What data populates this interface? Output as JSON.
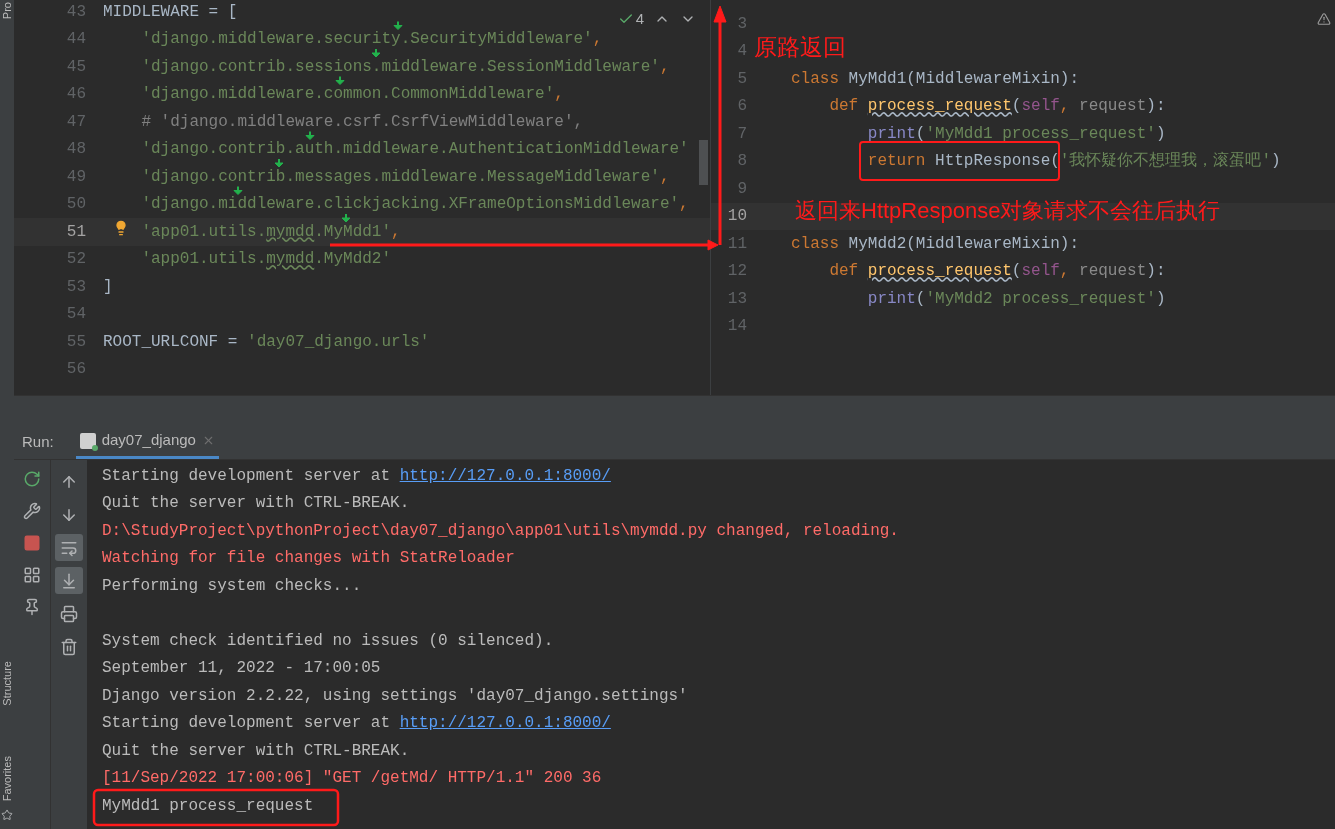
{
  "side_strip": {
    "labels": [
      "Pro",
      "Structure",
      "Favorites"
    ]
  },
  "left_editor": {
    "inspection_count": "4",
    "lines": [
      {
        "number": "43",
        "current": false,
        "code": [
          {
            "t": "MIDDLEWARE = [",
            "kind": "text"
          }
        ]
      },
      {
        "number": "44",
        "current": false,
        "code": [
          {
            "t": "    'django.middleware.security.SecurityMiddleware'",
            "kind": "string"
          },
          {
            "t": ",",
            "kind": "keyword"
          }
        ]
      },
      {
        "number": "45",
        "current": false,
        "code": [
          {
            "t": "    'django.contrib.sessions.middleware.SessionMiddleware'",
            "kind": "string"
          },
          {
            "t": ",",
            "kind": "keyword"
          }
        ]
      },
      {
        "number": "46",
        "current": false,
        "code": [
          {
            "t": "    'django.middleware.common.CommonMiddleware'",
            "kind": "string"
          },
          {
            "t": ",",
            "kind": "keyword"
          }
        ]
      },
      {
        "number": "47",
        "current": false,
        "code": [
          {
            "t": "    # 'django.middleware.csrf.CsrfViewMiddleware',",
            "kind": "comment"
          }
        ]
      },
      {
        "number": "48",
        "current": false,
        "code": [
          {
            "t": "    'django.contrib.auth.middleware.AuthenticationMiddleware'",
            "kind": "string"
          }
        ]
      },
      {
        "number": "49",
        "current": false,
        "code": [
          {
            "t": "    'django.contrib.messages.middleware.MessageMiddleware'",
            "kind": "string"
          },
          {
            "t": ",",
            "kind": "keyword"
          }
        ]
      },
      {
        "number": "50",
        "current": false,
        "code": [
          {
            "t": "    'django.middleware.clickjacking.XFrameOptionsMiddleware'",
            "kind": "string"
          },
          {
            "t": ",",
            "kind": "keyword"
          }
        ]
      },
      {
        "number": "51",
        "current": true,
        "code": [
          {
            "t": "    'app01.utils.",
            "kind": "string"
          },
          {
            "t": "mymdd",
            "kind": "string_warn"
          },
          {
            "t": ".MyMdd1'",
            "kind": "string"
          },
          {
            "t": ",",
            "kind": "keyword"
          }
        ]
      },
      {
        "number": "52",
        "current": false,
        "code": [
          {
            "t": "    'app01.utils.",
            "kind": "string"
          },
          {
            "t": "mymdd",
            "kind": "string_warn"
          },
          {
            "t": ".MyMdd2'",
            "kind": "string"
          }
        ]
      },
      {
        "number": "53",
        "current": false,
        "code": [
          {
            "t": "]",
            "kind": "text"
          }
        ]
      },
      {
        "number": "54",
        "current": false
      },
      {
        "number": "55",
        "current": false,
        "code": [
          {
            "t": "ROOT_URLCONF = ",
            "kind": "text"
          },
          {
            "t": "'day07_django.urls'",
            "kind": "string"
          }
        ]
      },
      {
        "number": "56",
        "current": false
      }
    ]
  },
  "right_editor": {
    "lines": [
      {
        "number": "3",
        "current": false
      },
      {
        "number": "4",
        "current": false
      },
      {
        "number": "5",
        "current": false,
        "code": [
          {
            "t": "class",
            "kind": "keyword"
          },
          {
            "t": " MyMdd1(MiddlewareMixin):",
            "kind": "text"
          }
        ]
      },
      {
        "number": "6",
        "current": false,
        "code": [
          {
            "t": "    def ",
            "kind": "keyword"
          },
          {
            "t": "process_request",
            "kind": "fn_warn"
          },
          {
            "t": "(",
            "kind": "text"
          },
          {
            "t": "self",
            "kind": "self"
          },
          {
            "t": ", ",
            "kind": "keyword"
          },
          {
            "t": "request",
            "kind": "param"
          },
          {
            "t": "):",
            "kind": "text"
          }
        ]
      },
      {
        "number": "7",
        "current": false,
        "code": [
          {
            "t": "        print",
            "kind": "builtin"
          },
          {
            "t": "(",
            "kind": "text"
          },
          {
            "t": "'MyMdd1 process_request'",
            "kind": "string"
          },
          {
            "t": ")",
            "kind": "text"
          }
        ]
      },
      {
        "number": "8",
        "current": false,
        "code": [
          {
            "t": "        return",
            "kind": "keyword",
            "boxed": true
          },
          {
            "t": " HttpResponse(",
            "kind": "text",
            "boxed": true
          },
          {
            "t": "'我怀疑你不想理我，滚蛋吧'",
            "kind": "string",
            "boxed": false
          },
          {
            "t": ")",
            "kind": "text",
            "boxed": false
          }
        ]
      },
      {
        "number": "9",
        "current": false
      },
      {
        "number": "10",
        "current": true
      },
      {
        "number": "11",
        "current": false,
        "code": [
          {
            "t": "class",
            "kind": "keyword"
          },
          {
            "t": " MyMdd2(MiddlewareMixin):",
            "kind": "text"
          }
        ]
      },
      {
        "number": "12",
        "current": false,
        "code": [
          {
            "t": "    def ",
            "kind": "keyword"
          },
          {
            "t": "process_request",
            "kind": "fn_warn"
          },
          {
            "t": "(",
            "kind": "text"
          },
          {
            "t": "self",
            "kind": "self"
          },
          {
            "t": ", ",
            "kind": "keyword"
          },
          {
            "t": "request",
            "kind": "param"
          },
          {
            "t": "):",
            "kind": "text"
          }
        ]
      },
      {
        "number": "13",
        "current": false,
        "code": [
          {
            "t": "        print",
            "kind": "builtin"
          },
          {
            "t": "(",
            "kind": "text"
          },
          {
            "t": "'MyMdd2 process_request'",
            "kind": "string"
          },
          {
            "t": ")",
            "kind": "text"
          }
        ]
      },
      {
        "number": "14",
        "current": false
      }
    ]
  },
  "run_panel": {
    "label": "Run:",
    "tabs": [
      {
        "label": "day07_django",
        "selected": true
      }
    ],
    "toolbar_left": [
      {
        "on": false
      },
      {
        "on": false
      },
      {
        "on": false
      },
      {
        "on": false
      },
      {
        "on": false
      }
    ],
    "toolbar_right": [
      {
        "on": false
      },
      {
        "on": false
      },
      {
        "on": true
      },
      {
        "on": true
      },
      {
        "on": false
      },
      {
        "on": false
      }
    ],
    "console": [
      {
        "kind": "text",
        "segments": [
          {
            "t": "Starting development server at ",
            "kind": "normal"
          },
          {
            "t": "http://127.0.0.1:8000/",
            "kind": "link"
          }
        ]
      },
      {
        "kind": "text",
        "segments": [
          {
            "t": "Quit the server with CTRL-BREAK.",
            "kind": "normal"
          }
        ]
      },
      {
        "kind": "text",
        "segments": [
          {
            "t": "D:\\StudyProject\\pythonProject\\day07_django\\app01\\utils\\mymdd.py changed, reloading.",
            "kind": "error"
          }
        ]
      },
      {
        "kind": "text",
        "segments": [
          {
            "t": "Watching for file changes with StatReloader",
            "kind": "error"
          }
        ]
      },
      {
        "kind": "text",
        "segments": [
          {
            "t": "Performing system checks...",
            "kind": "normal"
          }
        ]
      },
      {
        "kind": "blank"
      },
      {
        "kind": "text",
        "segments": [
          {
            "t": "System check identified no issues (0 silenced).",
            "kind": "normal"
          }
        ]
      },
      {
        "kind": "text",
        "segments": [
          {
            "t": "September 11, 2022 - 17:00:05",
            "kind": "normal"
          }
        ]
      },
      {
        "kind": "text",
        "segments": [
          {
            "t": "Django version 2.2.22, using settings 'day07_django.settings'",
            "kind": "normal"
          }
        ]
      },
      {
        "kind": "text",
        "segments": [
          {
            "t": "Starting development server at ",
            "kind": "normal"
          },
          {
            "t": "http://127.0.0.1:8000/",
            "kind": "link"
          }
        ]
      },
      {
        "kind": "text",
        "segments": [
          {
            "t": "Quit the server with CTRL-BREAK.",
            "kind": "normal"
          }
        ]
      },
      {
        "kind": "text",
        "segments": [
          {
            "t": "[11/Sep/2022 17:00:06] \"GET /getMd/ HTTP/1.1\" 200 36",
            "kind": "error"
          }
        ]
      },
      {
        "kind": "text",
        "segments": [
          {
            "t": "MyMdd1 process_request",
            "kind": "normal"
          }
        ]
      }
    ]
  },
  "annotations": [
    {
      "text": "原路返回"
    },
    {
      "text": "返回来HttpResponse对象请求不会往后执行"
    }
  ]
}
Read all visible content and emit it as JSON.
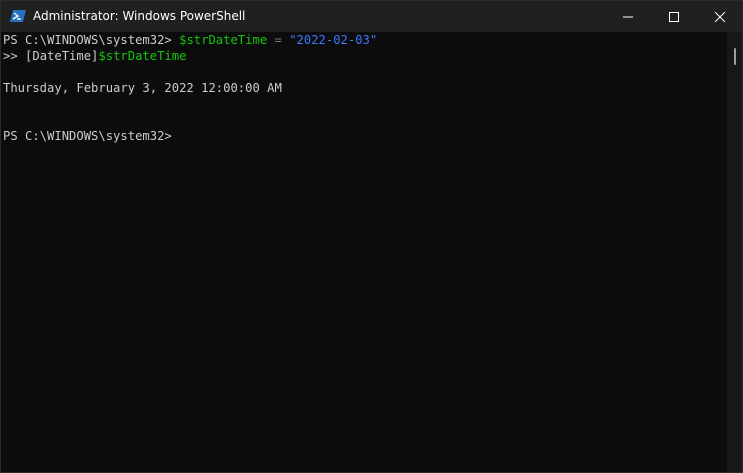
{
  "window": {
    "title": "Administrator: Windows PowerShell",
    "app_icon": "powershell-icon",
    "controls": {
      "minimize_icon": "minimize-icon",
      "maximize_icon": "maximize-icon",
      "close_icon": "close-icon"
    }
  },
  "colors": {
    "background": "#0c0c0c",
    "titlebar": "#202020",
    "text": "#cccccc",
    "variable": "#16c60c",
    "string": "#3b78ff",
    "operator": "#767676"
  },
  "terminal": {
    "line1": {
      "prompt": "PS C:\\WINDOWS\\system32> ",
      "variable": "$strDateTime",
      "operator": " = ",
      "string": "\"2022-02-03\""
    },
    "line2": {
      "prompt": ">> ",
      "type": "[DateTime]",
      "variable": "$strDateTime"
    },
    "output": "Thursday, February 3, 2022 12:00:00 AM",
    "line_final": {
      "prompt": "PS C:\\WINDOWS\\system32>"
    }
  }
}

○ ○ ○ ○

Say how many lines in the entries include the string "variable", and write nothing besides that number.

3